LONDON, Feb. 5 (Xinhua) -- More than five years after the financial crisis, tensions in global financial markets, notably those in Europe, have eased in recent months, the London-based think-tank National Institute for Economic and Social Research (NIESR) has said.
In its latest global economic forecast published on Tuesday, NIESR's principal research fellow Dawn Holland attributed such improvements to the EU's commitment to maintaining the integrity of the eurozone and U.S. agreements over "fiscal cliff" to avoid the most tightening measures that would have pushed the economy toward recession.
"The firm decision by policy makers to support the Euro area in its current form and not allowing a dissolution has calmed the situation significantly and we have seen financial markets in particular respond to that," said Holland.
However, the expert warned the global economy would remain weak and fragile, with this year's growth expected to be 3.3 percent and 3.7 percent in 2014, well below trend growth of 4-4.25 percent.
In addition, world trade, up 3 percent last year, was also significantly below trend growth of 6 percent.

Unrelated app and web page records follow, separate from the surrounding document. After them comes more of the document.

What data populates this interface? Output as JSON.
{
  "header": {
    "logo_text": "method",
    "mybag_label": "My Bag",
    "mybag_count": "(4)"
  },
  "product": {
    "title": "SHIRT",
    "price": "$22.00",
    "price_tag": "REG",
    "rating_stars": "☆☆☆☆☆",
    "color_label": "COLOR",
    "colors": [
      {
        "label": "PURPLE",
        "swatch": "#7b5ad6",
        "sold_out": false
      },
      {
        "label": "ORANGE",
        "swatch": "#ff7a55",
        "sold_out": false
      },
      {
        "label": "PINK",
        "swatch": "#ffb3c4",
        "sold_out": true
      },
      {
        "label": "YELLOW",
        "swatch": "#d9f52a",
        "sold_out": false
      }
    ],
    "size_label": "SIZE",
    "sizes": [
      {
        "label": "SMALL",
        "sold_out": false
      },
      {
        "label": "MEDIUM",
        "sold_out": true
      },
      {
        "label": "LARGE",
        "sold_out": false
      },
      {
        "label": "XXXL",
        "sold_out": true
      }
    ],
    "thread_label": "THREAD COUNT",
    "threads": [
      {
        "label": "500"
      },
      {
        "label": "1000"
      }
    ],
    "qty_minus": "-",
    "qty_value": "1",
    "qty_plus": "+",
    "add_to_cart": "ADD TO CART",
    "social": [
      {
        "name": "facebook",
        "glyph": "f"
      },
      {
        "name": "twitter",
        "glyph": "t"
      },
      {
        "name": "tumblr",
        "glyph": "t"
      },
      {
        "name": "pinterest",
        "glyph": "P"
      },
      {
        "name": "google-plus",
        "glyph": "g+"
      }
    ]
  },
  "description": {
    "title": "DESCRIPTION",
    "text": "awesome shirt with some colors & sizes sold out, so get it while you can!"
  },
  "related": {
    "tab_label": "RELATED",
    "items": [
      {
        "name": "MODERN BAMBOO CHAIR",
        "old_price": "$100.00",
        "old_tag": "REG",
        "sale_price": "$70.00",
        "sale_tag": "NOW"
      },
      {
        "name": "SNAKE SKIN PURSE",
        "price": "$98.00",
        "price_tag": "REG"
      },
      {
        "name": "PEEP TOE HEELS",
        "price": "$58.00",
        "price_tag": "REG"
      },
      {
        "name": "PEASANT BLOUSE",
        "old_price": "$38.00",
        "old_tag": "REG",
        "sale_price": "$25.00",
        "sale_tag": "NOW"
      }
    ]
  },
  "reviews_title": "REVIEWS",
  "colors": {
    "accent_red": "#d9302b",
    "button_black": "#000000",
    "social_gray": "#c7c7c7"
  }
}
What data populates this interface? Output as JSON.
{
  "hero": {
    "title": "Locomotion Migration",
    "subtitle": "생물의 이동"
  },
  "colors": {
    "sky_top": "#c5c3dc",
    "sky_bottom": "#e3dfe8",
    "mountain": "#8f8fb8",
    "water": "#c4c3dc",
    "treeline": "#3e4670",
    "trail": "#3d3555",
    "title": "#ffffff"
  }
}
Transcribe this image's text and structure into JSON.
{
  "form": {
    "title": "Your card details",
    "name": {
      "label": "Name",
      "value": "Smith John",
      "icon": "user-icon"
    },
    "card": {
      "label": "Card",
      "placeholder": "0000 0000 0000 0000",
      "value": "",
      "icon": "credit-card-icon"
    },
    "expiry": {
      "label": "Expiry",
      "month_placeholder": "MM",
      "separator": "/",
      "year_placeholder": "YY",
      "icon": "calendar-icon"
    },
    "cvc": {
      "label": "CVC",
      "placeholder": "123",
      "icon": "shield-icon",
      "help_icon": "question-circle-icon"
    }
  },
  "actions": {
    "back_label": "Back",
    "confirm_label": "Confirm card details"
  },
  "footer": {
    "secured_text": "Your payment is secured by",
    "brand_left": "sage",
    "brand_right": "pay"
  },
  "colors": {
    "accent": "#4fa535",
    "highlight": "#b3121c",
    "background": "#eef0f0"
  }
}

The figure this year is expected to remain well below trend, too.
The report said output in eurozone is expected to contract in 2013 given falls in Greece, Italy, Portugal, Spain, Slovenia and France while it forecast a 1.4-percent rise for Japan and a moderate 2.4-percent growth for the United States.
Holland said momentum to strengthen the global economy was undermined by "an impaired and opaque banking system" and fiscal austerity measures, especially in Europe.
Most significant growth was also undermined by a lack of confidence among households and businesses, who had been consistently disappointed by the failure of policy initiatives to improve the global economy.